The collapse of later contracts underscored the severity of the crisis rocking oil in the age of coronavirus.

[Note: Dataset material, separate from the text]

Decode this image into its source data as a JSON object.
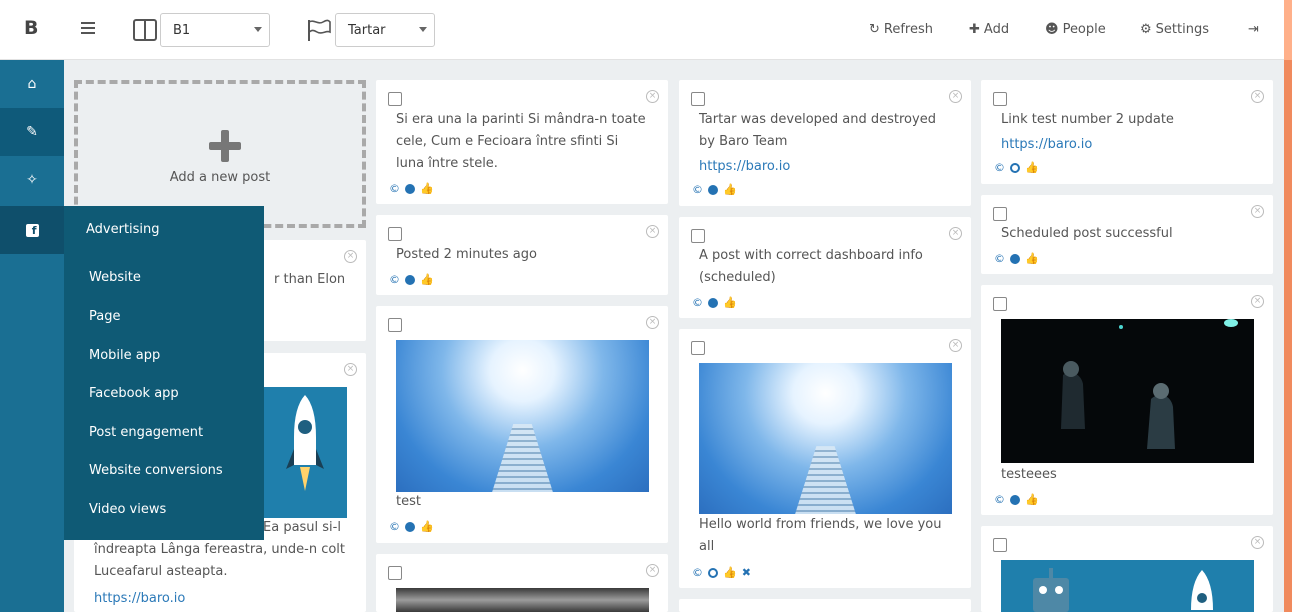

Even the historic production cut agreement made between OPEC and its affiliated allies couldn't create enough momentum to relieve the surplus, as countries producing oil go on pumping oil ahead of the implementation, due to take effect May 1.
However, at the same time, economies in West Asia are taking a battering.
Covid-19 has caused global demand to shrivel up, leaving USA producers with excess supplies but with dwindling space to store physical crude.
"We expect the ongoing global supply-demand imbalance to test operational capacity limits (80-85 per cent) of overall storage and logistics infrastructure around the world over the next 2-3 months, unless Opec+ curtails production beyond their agreed quotas", Kotak said.
"We shouldn't be totally alarmed as gas prices remain fairly stable, and gas storage is less complicated...if there's a surplus you can flare it off".
"I didn't think we would ever see this", Ben Luckock, co-head of oil trading at Trafigura, said in a Bloomberg TV interview.
The global price of oil has been in decline since early January, however, values fell off a cliff in early March to US$28 per barrel before stabilising around US$30-31 - and then plummeting again on March 18 to US$20.83 a barrel.